▸ **What the exercise asks**
All entries should be output exactly as they stand.

▸ **Records**
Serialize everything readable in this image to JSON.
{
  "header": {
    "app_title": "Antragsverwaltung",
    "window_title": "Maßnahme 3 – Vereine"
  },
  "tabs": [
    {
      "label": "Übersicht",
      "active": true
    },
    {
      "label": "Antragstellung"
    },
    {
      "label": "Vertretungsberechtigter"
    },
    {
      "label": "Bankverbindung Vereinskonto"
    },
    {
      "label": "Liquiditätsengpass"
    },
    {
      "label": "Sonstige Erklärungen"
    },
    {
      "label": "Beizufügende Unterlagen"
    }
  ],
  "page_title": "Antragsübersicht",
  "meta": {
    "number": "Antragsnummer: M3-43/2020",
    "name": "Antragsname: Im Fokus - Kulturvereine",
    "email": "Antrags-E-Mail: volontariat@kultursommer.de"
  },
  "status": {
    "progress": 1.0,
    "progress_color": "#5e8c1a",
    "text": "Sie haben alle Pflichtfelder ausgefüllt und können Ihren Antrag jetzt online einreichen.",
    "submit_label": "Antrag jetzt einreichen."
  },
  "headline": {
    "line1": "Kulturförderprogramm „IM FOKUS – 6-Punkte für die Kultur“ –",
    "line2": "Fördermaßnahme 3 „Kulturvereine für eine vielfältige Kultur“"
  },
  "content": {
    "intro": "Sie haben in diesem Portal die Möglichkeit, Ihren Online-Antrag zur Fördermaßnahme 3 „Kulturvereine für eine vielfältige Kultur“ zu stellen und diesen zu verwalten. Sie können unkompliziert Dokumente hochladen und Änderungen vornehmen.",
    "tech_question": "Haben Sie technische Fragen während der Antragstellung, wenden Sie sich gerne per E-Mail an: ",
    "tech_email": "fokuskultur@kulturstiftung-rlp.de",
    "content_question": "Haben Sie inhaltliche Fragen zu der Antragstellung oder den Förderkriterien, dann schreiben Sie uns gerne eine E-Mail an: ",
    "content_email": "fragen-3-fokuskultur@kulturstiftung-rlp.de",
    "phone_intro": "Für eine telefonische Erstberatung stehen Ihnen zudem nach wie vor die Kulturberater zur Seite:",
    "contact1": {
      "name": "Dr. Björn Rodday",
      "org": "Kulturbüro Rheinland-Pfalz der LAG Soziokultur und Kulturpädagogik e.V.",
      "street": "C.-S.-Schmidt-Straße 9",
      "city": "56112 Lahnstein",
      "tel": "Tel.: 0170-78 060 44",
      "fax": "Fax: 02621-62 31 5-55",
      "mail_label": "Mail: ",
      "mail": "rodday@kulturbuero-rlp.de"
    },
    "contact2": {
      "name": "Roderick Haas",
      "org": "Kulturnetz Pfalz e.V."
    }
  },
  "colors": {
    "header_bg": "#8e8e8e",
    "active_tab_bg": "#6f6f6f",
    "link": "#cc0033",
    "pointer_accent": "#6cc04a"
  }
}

▸ **Exercise answer**
Serialize everything readable in this image to JSON.
{
  "header": {
    "app_title": "Antragsverwaltung",
    "window_title": "Maßnahme 3 – Vereine"
  },
  "tabs": [
    {
      "label": "Übersicht",
      "active": true
    },
    {
      "label": "Antragstellung"
    },
    {
      "label": "Vertretungsberechtigter"
    },
    {
      "label": "Bankverbindung Vereinskonto"
    },
    {
      "label": "Liquiditätsengpass"
    },
    {
      "label": "Sonstige Erklärungen"
    },
    {
      "label": "Beizufügende Unterlagen"
    }
  ],
  "page_title": "Antragsübersicht",
  "meta": {
    "number": "Antragsnummer: M3-43/2020",
    "name": "Antragsname: Im Fokus - Kulturvereine",
    "email": "Antrags-E-Mail: volontariat@kultursommer.de"
  },
  "status": {
    "progress": 1.0,
    "progress_color": "#5e8c1a",
    "text": "Sie haben alle Pflichtfelder ausgefüllt und können Ihren Antrag jetzt online einreichen.",
    "submit_label": "Antrag jetzt einreichen."
  },
  "headline": {
    "line1": "Kulturförderprogramm „IM FOKUS – 6-Punkte für die Kultur“ –",
    "line2": "Fördermaßnahme 3 „Kulturvereine für eine vielfältige Kultur“"
  },
  "content": {
    "intro": "Sie haben in diesem Portal die Möglichkeit, Ihren Online-Antrag zur Fördermaßnahme 3 „Kulturvereine für eine vielfältige Kultur“ zu stellen und diesen zu verwalten. Sie können unkompliziert Dokumente hochladen und Änderungen vornehmen.",
    "tech_question": "Haben Sie technische Fragen während der Antragstellung, wenden Sie sich gerne per E-Mail an: ",
    "tech_email": "fokuskultur@kulturstiftung-rlp.de",
    "content_question": "Haben Sie inhaltliche Fragen zu der Antragstellung oder den Förderkriterien, dann schreiben Sie uns gerne eine E-Mail an: ",
    "content_email": "fragen-3-fokuskultur@kulturstiftung-rlp.de",
    "phone_intro": "Für eine telefonische Erstberatung stehen Ihnen zudem nach wie vor die Kulturberater zur Seite:",
    "contact1": {
      "name": "Dr. Björn Rodday",
      "org": "Kulturbüro Rheinland-Pfalz der LAG Soziokultur und Kulturpädagogik e.V.",
      "street": "C.-S.-Schmidt-Straße 9",
      "city": "56112 Lahnstein",
      "tel": "Tel.: 0170-78 060 44",
      "fax": "Fax: 02621-62 31 5-55",
      "mail_label": "Mail: ",
      "mail": "rodday@kulturbuero-rlp.de"
    },
    "contact2": {
      "name": "Roderick Haas",
      "org": "Kulturnetz Pfalz e.V."
    }
  },
  "colors": {
    "header_bg": "#8e8e8e",
    "active_tab_bg": "#6f6f6f",
    "link": "#cc0033",
    "pointer_accent": "#6cc04a"
  }
}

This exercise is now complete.